People Can Still Dig Through Your Garbage and may do so in order to steal your identity. They may even call, posed as a service, and request your passwords or other data. Shred sensitive documents (our cats love the shredder, it’s a thrilling Saturday night for the entire family). Offer to call back anybody that contacts you requesting personal information. If it’s a sensitive matter, ping the company at their main number first to validate the contact.
Remembering Complex Passwords Hurts My Brain, but there are other ways to go about keeping your virtual locks fresh. Sure, a constantly rotated bazillion digit unique upper/lower/numeric/symbol/non-dictionary password for each account may be ideal, but some modern research suggests long strings of ‘random’ words can be too. Stick in a couple of ‘lett3rs as num3ers’ gags and a caPitaL or two while you’re at it. Just not ‘TheRainInSpainFallsMainly” or something else ridiculously common (pausing here for an Audrey Hepburn moment… …aaand done). There are also “password managers” out there that encrypt all your passwords under one other ‘master’ pass phrase. Kind of a ‘AllY0ur3ggsIn0neBasket’ approach. I am old and confused enough now that I’m looking at this technology in order survive a slow but certain decent into dementia, whilst enabling access to the barnyard and pet videos I love so dearly.
Tinfoil Hats Can Be Comfortable and with some effort in securing your electronic world, cruising the morass of modern communications should be more relaxing. After all, you’ll have done all you can to protect yourself from various digital rashes.

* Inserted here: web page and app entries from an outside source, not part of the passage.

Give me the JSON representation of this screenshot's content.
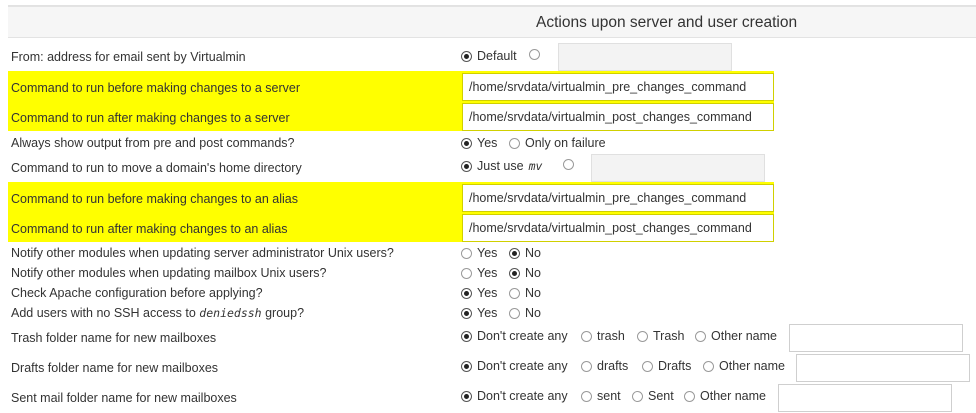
{
  "section": {
    "title": "Actions upon server and user creation"
  },
  "rows": {
    "from_address": {
      "label": "From: address for email sent by Virtualmin",
      "opt_default": "Default",
      "value": ""
    },
    "pre_server": {
      "label": "Command to run before making changes to a server",
      "value": "/home/srvdata/virtualmin_pre_changes_command"
    },
    "post_server": {
      "label": "Command to run after making changes to a server",
      "value": "/home/srvdata/virtualmin_post_changes_command"
    },
    "show_output": {
      "label": "Always show output from pre and post commands?",
      "opt_yes": "Yes",
      "opt_failure": "Only on failure"
    },
    "move_home": {
      "label_pre": "Command to run to move a domain's home directory",
      "opt_just": "Just use",
      "opt_mv": "mv",
      "value": ""
    },
    "pre_alias": {
      "label": "Command to run before making changes to an alias",
      "value": "/home/srvdata/virtualmin_pre_changes_command"
    },
    "post_alias": {
      "label": "Command to run after making changes to an alias",
      "value": "/home/srvdata/virtualmin_post_changes_command"
    },
    "notify_admin": {
      "label": "Notify other modules when updating server administrator Unix users?",
      "opt_yes": "Yes",
      "opt_no": "No"
    },
    "notify_mailbox": {
      "label": "Notify other modules when updating mailbox Unix users?",
      "opt_yes": "Yes",
      "opt_no": "No"
    },
    "check_apache": {
      "label": "Check Apache configuration before applying?",
      "opt_yes": "Yes",
      "opt_no": "No"
    },
    "deniedssh": {
      "label_pre": "Add users with no SSH access to",
      "label_code": "deniedssh",
      "label_post": "group?",
      "opt_yes": "Yes",
      "opt_no": "No"
    },
    "trash": {
      "label": "Trash folder name for new mailboxes",
      "opt_none": "Don't create any",
      "opt_lower": "trash",
      "opt_upper": "Trash",
      "opt_other": "Other name",
      "value": ""
    },
    "drafts": {
      "label": "Drafts folder name for new mailboxes",
      "opt_none": "Don't create any",
      "opt_lower": "drafts",
      "opt_upper": "Drafts",
      "opt_other": "Other name",
      "value": ""
    },
    "sent": {
      "label": "Sent mail folder name for new mailboxes",
      "opt_none": "Don't create any",
      "opt_lower": "sent",
      "opt_upper": "Sent",
      "opt_other": "Other name",
      "value": ""
    }
  },
  "colors": {
    "highlight": "#ffff00",
    "header_bg": "#f6f6f6"
  }
}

Funny how ones views change over time. Once I liked having a big-ass desktop replacement, in order to do previs work on set (and play an hour or two of Eve Online). Then it became more about portability than power, a 8 inch ultra-light to do web page updates from SIGGRAPH. Now it is all about code. So, typing.
What a selection to choose from! Despite this, there was not one perfect match for my wants. Keyboard, it became all about finding the perfect one. Most did not have the tactile response. Most did not have full sized shift keys. Some had problems with linux installations (boo!). Windows 8 was kinda dumb without a touchscreen. Touchscreens are kinda dumb unless on a tablet or convertible

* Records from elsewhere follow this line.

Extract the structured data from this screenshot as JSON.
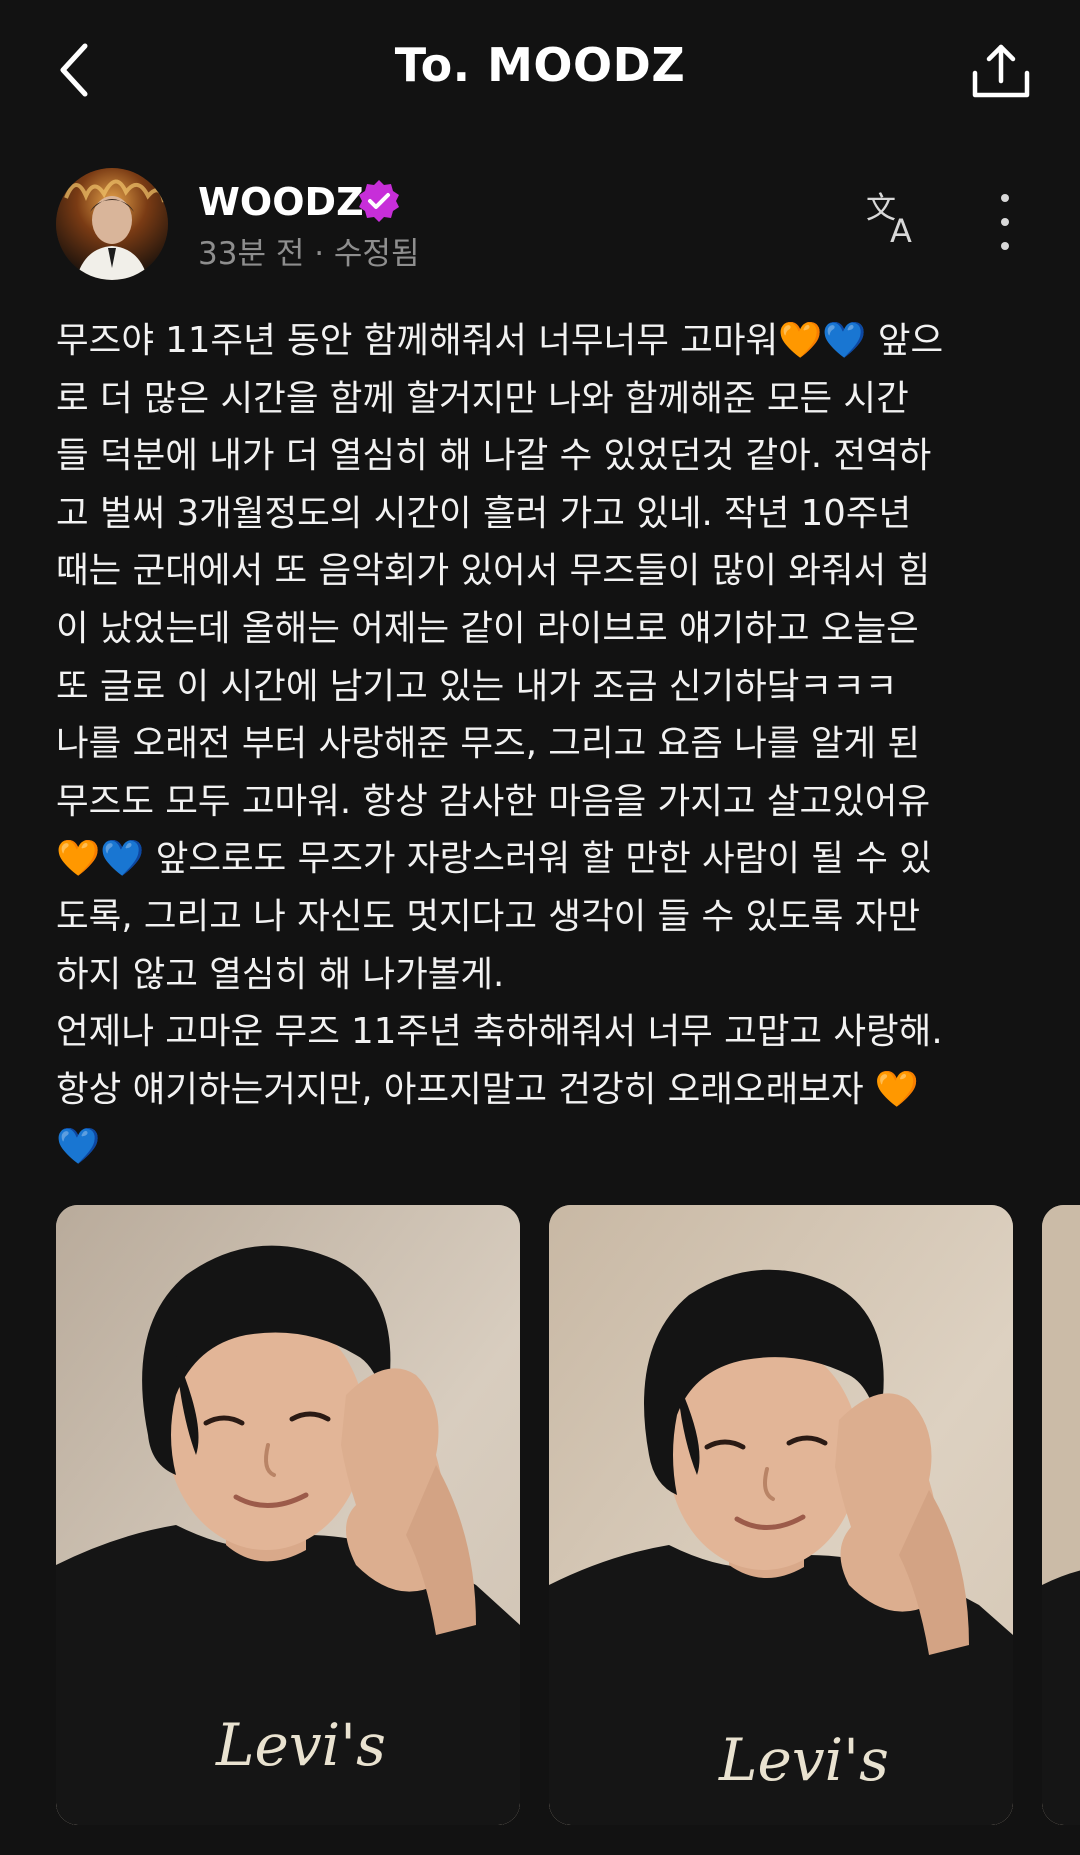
{
  "header": {
    "title": "To. MOODZ",
    "back_icon": "chevron-left-icon",
    "share_icon": "share-icon"
  },
  "author": {
    "name": "WOODZ",
    "meta": "33분 전 · 수정됨",
    "verified_color": "#c72ed9"
  },
  "post": {
    "lines": [
      "무즈야 11주년 동안 함께해줘서 너무너무 고마워🧡💙 앞으",
      "로 더 많은 시간을 함께 할거지만 나와 함께해준 모든 시간",
      "들 덕분에 내가 더 열심히 해 나갈 수 있었던것 같아. 전역하",
      "고 벌써 3개월정도의 시간이 흘러 가고 있네. 작년 10주년",
      "때는 군대에서 또 음악회가 있어서 무즈들이 많이 와줘서 힘",
      "이 났었는데 올해는 어제는 같이 라이브로 얘기하고 오늘은",
      "또 글로 이 시간에 남기고 있는 내가 조금 신기하닼ㅋㅋㅋ",
      "나를 오래전 부터 사랑해준 무즈, 그리고 요즘 나를 알게 된",
      "무즈도 모두 고마워. 항상 감사한 마음을 가지고 살고있어유",
      "🧡💙 앞으로도 무즈가 자랑스러워 할 만한 사람이 될 수 있",
      "도록, 그리고 나 자신도 멋지다고 생각이 들 수 있도록 자만",
      "하지 않고 열심히 해 나가볼게.",
      "언제나 고마운 무즈 11주년 축하해줘서 너무 고맙고 사랑해.",
      "항상 얘기하는거지만, 아프지말고 건강히 오래오래보자 🧡",
      "💙"
    ]
  },
  "photos": {
    "shirt_text": "Levi's"
  },
  "colors": {
    "background": "#121212",
    "text": "#f2f2f2",
    "meta": "#8e8e8e"
  }
}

Something had to give. Could I live without discreet graphics in order to get a decent keyboard? Did I have a choice? Not really. Not and compromise elsewhere on my wishlist. Enter the Lenovo Thinkpad Twist (review on Notebookcheck).
The trackpad is crap. Battery life middling and the unit is overall a bit on the fugly side. The hard drive it came with was slow and quickly replaced with a fast SSD which transformed performance. But it has the best keyboard I laid my fingers on in weeks of testing lightweight laptops. By far. Some Haswell-based unit will come out next week that trumps it, but I think I will be happy for a couple of years.

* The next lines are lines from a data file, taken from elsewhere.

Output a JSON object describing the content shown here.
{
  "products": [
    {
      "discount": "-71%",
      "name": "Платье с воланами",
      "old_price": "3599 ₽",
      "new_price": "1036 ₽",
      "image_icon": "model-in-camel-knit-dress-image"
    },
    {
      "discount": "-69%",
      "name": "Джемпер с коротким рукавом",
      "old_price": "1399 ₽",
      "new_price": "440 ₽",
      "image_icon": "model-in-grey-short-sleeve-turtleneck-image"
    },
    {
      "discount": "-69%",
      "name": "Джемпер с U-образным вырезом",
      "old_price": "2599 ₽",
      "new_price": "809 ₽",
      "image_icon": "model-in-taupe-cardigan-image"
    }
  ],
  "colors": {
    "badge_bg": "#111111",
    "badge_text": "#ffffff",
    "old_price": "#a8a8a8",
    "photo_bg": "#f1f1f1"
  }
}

Just as I was (thinking about) getting serious about learning Houdini, the company that makes it started a contest. A “Cookoff” where you could produce up to 30 seconds of animation on a food related theme. Here’s when I ended up:
Am I happy with the result? No. I spent far too much time getting over Houdini’s learning curve, tracking down technical issues and render glitches (some of which are still in there). Almost all artistic concerns went out the window with the effort it took to just finish what’s there.
Next time should be easier, now that I’m over the initial curve. And I have to say it was a good crash course on the overall application. But ouch!
A shout out to Sam (IHoudini) Hancock, P. Quint, CMIVFX, Digital Tutors, P. Bomar, Paul Debevec and the Houdini online community for sharing their brains with me. Seeing as how I learned most of this from them, in a way, this is mostly theirs. Not that they’d, umm, want it or anything